This is Crichton’s first book, a 24-year-old grad student at Harvard Medical School, and that aforementioned roughness weighs on it heavily. The characters are flimsy and almost all superhuman in terms of strength, cunning, beauty, and lust. You can tell the novel was written by a horny 20-something from all the sex in it; characters of both gender are so sex-starved that they’d stick it in mud if it wriggled. The sex scenes range from softcore porn to rather explicit, and since the book is roughly 50% ham-handed sex scenes, it’s definitely not a book for the more conservative or prudish Crichton fan.
On the other hand, we see a glimmer of some of the bestselling author that is to come. The prose isn’t bad, though it’s rough and unpolished at times; some sentences are simplistic, and the plot is riddled with holes. The characters are flimsy paragons without flaw, and only a few of them have real character, not just unique traits or descriptors. The plotting is fast and tense; despite most of the novel following the protagonists scoping out the hotel and sleeping with anything that moves, there’s enough mystery to keep things going until the inevitable string of unforeseen complications arise. And when the heist begins, the novel zips along at a rapid pace until its conclusion. It lacks the mystery and unknown of some of Crichton’s later works, though it’s a fast and entertaining thriller.
Crichton’s later love of over-reliance on technology, failed fail-safes, and chaos theory is in full swing; Jencks checked the heist using a room-spanning IBM 7090, its commands coming from a three-foot box worth of punch-cards and read via FORTRAN. That use of a computer has dated the novel egregiously considering the growth of electronics, the microchip, etc., but in 1966 it must have been a brilliant new idea—use the same type of computer that NASA used for the Mercury and Gemini space flights, but to plan a heist using CRIPA (CRItical Path Analysis). The computer estimated a chance of success up to .89 (or 89%), depending on different variables; save for the unexpected, the heist cannot go wrong. When the unexpected rears its head, the “sure thing” heist is thrown into a tailspin.

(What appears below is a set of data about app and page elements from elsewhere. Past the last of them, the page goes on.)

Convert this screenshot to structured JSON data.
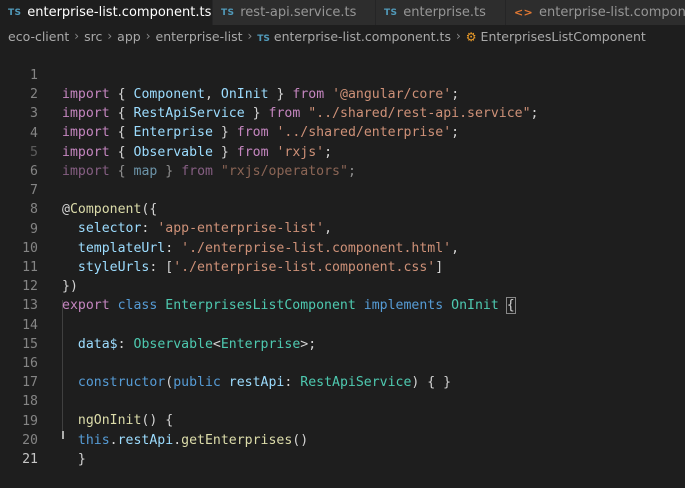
{
  "tabs": [
    {
      "icon": "TS",
      "label": "enterprise-list.component.ts",
      "active": true,
      "dirty": true
    },
    {
      "icon": "TS",
      "label": "rest-api.service.ts",
      "active": false
    },
    {
      "icon": "TS",
      "label": "enterprise.ts",
      "active": false
    },
    {
      "icon": "<>",
      "label": "enterprise-list.component.html",
      "active": false
    }
  ],
  "breadcrumb": {
    "items": [
      "eco-client",
      "src",
      "app",
      "enterprise-list"
    ],
    "file_icon": "TS",
    "file": "enterprise-list.component.ts",
    "symbol": "EnterprisesListComponent"
  },
  "editor": {
    "line_numbers": [
      "1",
      "2",
      "3",
      "4",
      "5",
      "6",
      "7",
      "8",
      "9",
      "10",
      "11",
      "12",
      "13",
      "14",
      "15",
      "16",
      "17",
      "18",
      "19",
      "20",
      "21"
    ],
    "active_line": "21",
    "t": {
      "import": "import",
      "lb": "{",
      "rb": "}",
      "from": "from",
      "semi": ";",
      "comma": ",",
      "Component": "Component",
      "OnInit": "OnInit",
      "angular_core": "'@angular/core'",
      "RestApiService": "RestApiService",
      "rest_api_path": "\"../shared/rest-api.service\"",
      "Enterprise": "Enterprise",
      "enterprise_path": "'../shared/enterprise'",
      "Observable": "Observable",
      "rxjs": "'rxjs'",
      "map": "map",
      "rxjs_ops": "\"rxjs/operators\"",
      "at": "@",
      "lparen_brace": "({",
      "selector": "selector",
      "colon": ":",
      "selector_val": "'app-enterprise-list'",
      "templateUrl": "templateUrl",
      "template_val": "'./enterprise-list.component.html'",
      "styleUrls": "styleUrls",
      "lbr": "[",
      "style_val": "'./enterprise-list.component.css'",
      "rbr": "]",
      "close_deco": "})",
      "export": "export",
      "class": "class",
      "EnterprisesListComponent": "EnterprisesListComponent",
      "implements": "implements",
      "data": "data$",
      "lt": "<",
      "gt_semi": ">;",
      "constructor": "constructor",
      "lparen": "(",
      "public": "public",
      "restApi": "restApi",
      "rparen_braces": ") { }",
      "ngOnInit": "ngOnInit",
      "parens_brace": "() {",
      "this": "this",
      "dot": ".",
      "getEnterprises": "getEnterprises",
      "parens": "()",
      "sp": " ",
      "ind2": "  ",
      "ind4": "    "
    }
  }
}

Crichton’s nigh-household name has garnered two almost-simultaneous releases. At $9.95 each, you can get the trade paperbacks from Hard Case, and for $7.99 or less you can get the Nook/Kindle/Kobo/iBooks/etc. e-copies from Open Road Media. We really do live in an age rich beyond measure in terms of our media availability; formerly you’d have to fork over $50-100+ to get the original paperback version on AbeBooks, Powell’s, or eBay.
Odds On is a fascinating look at the start of Crichton’s career; I see a lot more of the author he would become in this novel than I did in Zero Cool or Grave Descend (which may be why he chose those for the original Hard Case re-releases). I wouldn’t argue that this one is the best of the three; all of them read like summer popcorn flicks, focusing on speed and thrills to distract from the thin characters and plot holes. Odds On has more sex than plot, which is not something I could say of the other two as they’re comparatively puritan; they also have more complexity, which means more plot holes.

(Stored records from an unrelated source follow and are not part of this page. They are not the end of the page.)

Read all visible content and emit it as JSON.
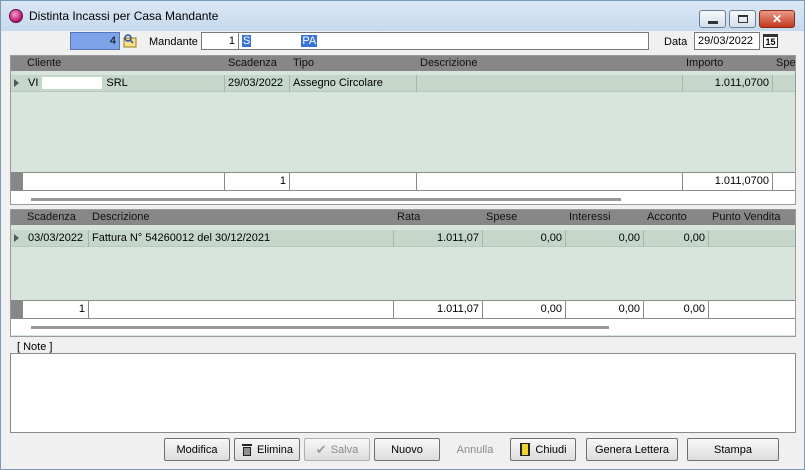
{
  "window": {
    "title": "Distinta Incassi per Casa Mandante",
    "minimize": "_",
    "maximize": "□",
    "close": "✕"
  },
  "filter": {
    "number": "4",
    "mandante_label": "Mandante",
    "mandante_code": "1",
    "mandante_name_start": "S",
    "mandante_name_end": "PA",
    "data_label": "Data",
    "data_value": "29/03/2022",
    "calendar_icon_text": "15"
  },
  "grid1": {
    "headers": [
      "Cliente",
      "Scadenza",
      "Tipo",
      "Descrizione",
      "Importo",
      "Spe"
    ],
    "row": {
      "cliente_start": "VI",
      "cliente_end": "SRL",
      "scadenza": "29/03/2022",
      "tipo": "Assegno Circolare",
      "descrizione": "",
      "importo": "1.011,0700"
    },
    "footer": {
      "count": "1",
      "importo": "1.011,0700"
    }
  },
  "grid2": {
    "headers": [
      "Scadenza",
      "Descrizione",
      "Rata",
      "Spese",
      "Interessi",
      "Acconto",
      "Punto Vendita"
    ],
    "row": {
      "scadenza": "03/03/2022",
      "descrizione": "Fattura N° 54260012 del 30/12/2021",
      "rata": "1.011,07",
      "spese": "0,00",
      "interessi": "0,00",
      "acconto": "0,00",
      "punto_vendita": ""
    },
    "footer": {
      "count": "1",
      "rata": "1.011,07",
      "spese": "0,00",
      "interessi": "0,00",
      "acconto": "0,00"
    }
  },
  "notes": {
    "label": "[ Note ]",
    "value": ""
  },
  "buttons": {
    "modifica": "Modifica",
    "elimina": "Elimina",
    "salva": "Salva",
    "nuovo": "Nuovo",
    "annulla": "Annulla",
    "chiudi": "Chiudi",
    "genera_lettera": "Genera Lettera",
    "stampa": "Stampa"
  },
  "colors": {
    "grid_bg": "#d7e5dc",
    "header_bg": "#878787",
    "selection": "#3b74d8",
    "number_field": "#7fa3e8"
  }
}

The bottom line is that this is a very rough, very fast early novel by Crichton. If he’d never printed anything beyond the novels he wrote as John Lange, he would have fallen into complete obscurity. Instead, with a lengthy and well-known career behind him, the Lange books stick out as the drafts for later achievements. Odds On is a good beach read, great entertainment that’s just a bit air-headed and more than a little sex-starved. Readers shouldn’t go into it expecting some lost Crichton masterpiece, but a decent 1960s heist thriller that just so happens to involve smut and a computer. While I enjoyed it, Odds On felt thin and padded at times; take away some of the pointless meandering and the relationship/sex parts and you’d have a very short book indeed.